Some of us spent Thursday discussing about privacy and what makes us give our precious personal information away, drawing on prospect and utility theories, econometric models, theories of cognitive bias in decision making as well as the impact of social class and political beliefs. The facilitator, Spyros Kokolakis from the University of Aegean, presented the case of the brand new Greek national ID scheme. This is based on smartcard technology and intended to be used to monitor every single financial transaction for reasons of tackling tax evasion - ambitious as much as controversial!
It was interesting to explore how perceptions of risk vary, depending on contextual anchors, personal experience etc. and consider how their understanding may have a fundamental role in the success of any technological platform, especially in our area of security and privacy. A key observation was that the planning of any intervention based on schemes such as the IDs above, not only does it require a robust technological platform, but also an appreciation for the factors that may facilitate or inhibit its use (or abuse!): perception of value, comfort, fear, perception of risk to name but a few. These are not always easily captured in quantitative or qualitative models and even then, it may be difficult to integrate those into the security design.

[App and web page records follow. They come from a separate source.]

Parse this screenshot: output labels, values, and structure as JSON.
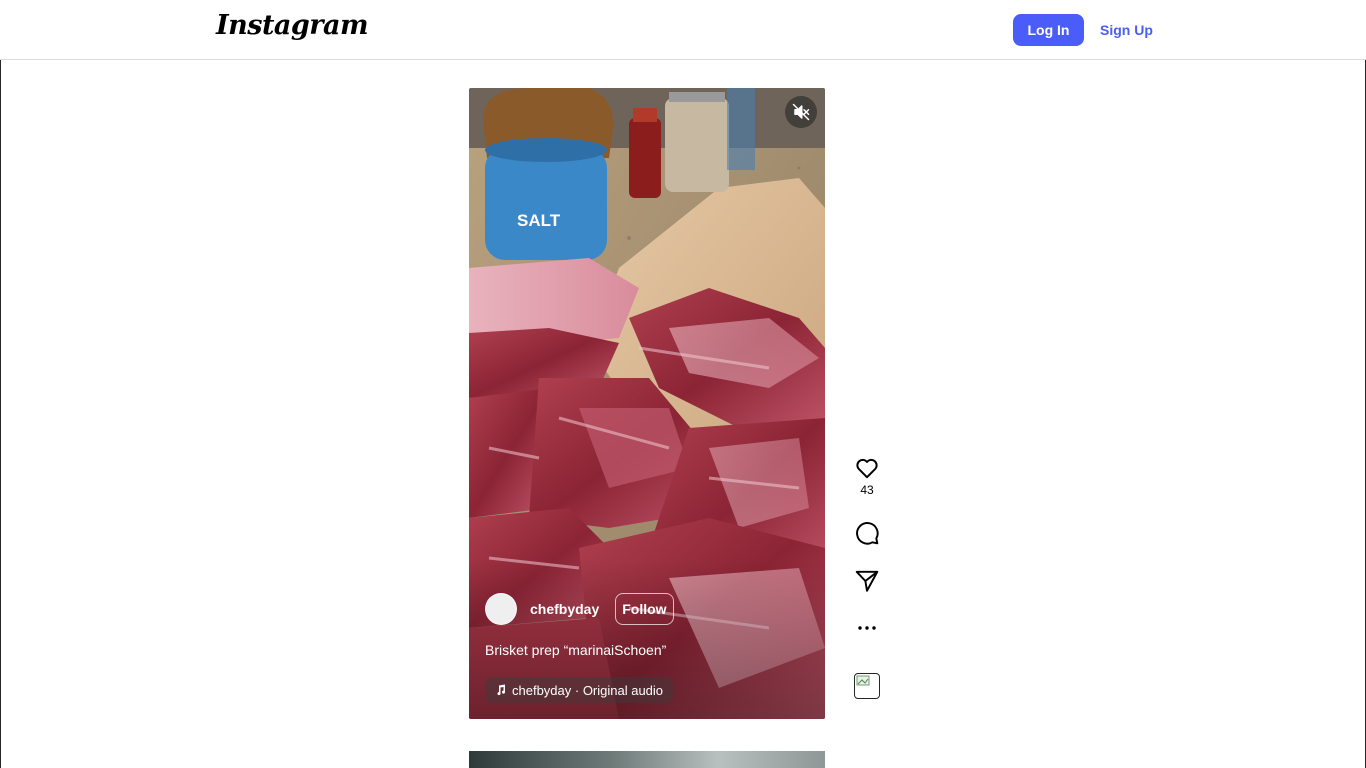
{
  "header": {
    "logo_text": "Instagram",
    "login_label": "Log In",
    "signup_label": "Sign Up"
  },
  "reel": {
    "author": "chefbyday",
    "follow_label": "Follow",
    "caption": "Brisket prep “marinaiSchoen”",
    "audio": "chefbyday · Original audio",
    "salt_label": "SALT",
    "likes": "43",
    "mute_icon": "speaker-muted-icon"
  },
  "actions": {
    "like_icon": "heart-icon",
    "comment_icon": "comment-icon",
    "share_icon": "send-icon",
    "more_icon": "more-icon"
  },
  "colors": {
    "accent": "#4a5df9",
    "border": "#dbdbdb"
  }
}
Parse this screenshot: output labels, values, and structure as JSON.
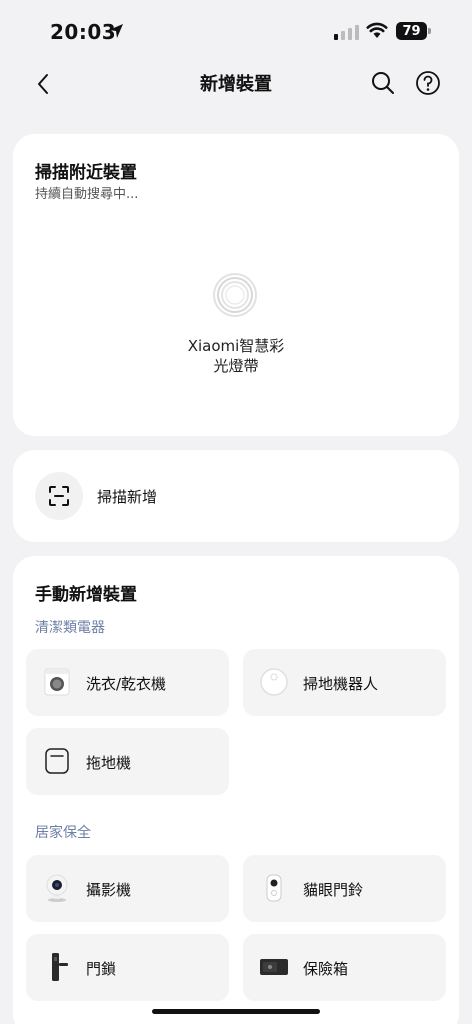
{
  "status": {
    "time": "20:03",
    "battery": "79"
  },
  "nav": {
    "title": "新增裝置"
  },
  "scan": {
    "title": "掃描附近裝置",
    "subtitle": "持續自動搜尋中...",
    "device_line1": "Xiaomi智慧彩",
    "device_line2": "光燈帶"
  },
  "qr": {
    "label": "掃描新增"
  },
  "manual": {
    "title": "手動新增裝置",
    "categories": [
      {
        "label": "清潔類電器",
        "items": [
          {
            "label": "洗衣/乾衣機",
            "icon": "washer-icon"
          },
          {
            "label": "掃地機器人",
            "icon": "robot-vacuum-icon"
          },
          {
            "label": "拖地機",
            "icon": "mop-icon"
          }
        ]
      },
      {
        "label": "居家保全",
        "items": [
          {
            "label": "攝影機",
            "icon": "camera-icon"
          },
          {
            "label": "貓眼門鈴",
            "icon": "doorbell-icon"
          },
          {
            "label": "門鎖",
            "icon": "door-lock-icon"
          },
          {
            "label": "保險箱",
            "icon": "safe-icon"
          }
        ]
      }
    ]
  }
}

And as for the case of the new Greek IDs, if I had any reservations for their effectiveness against tax evasion before, well, those certainly didn't go away after our discussions. But I'll be certainly looking out for the results of Spyros' evaluative research of the scheme.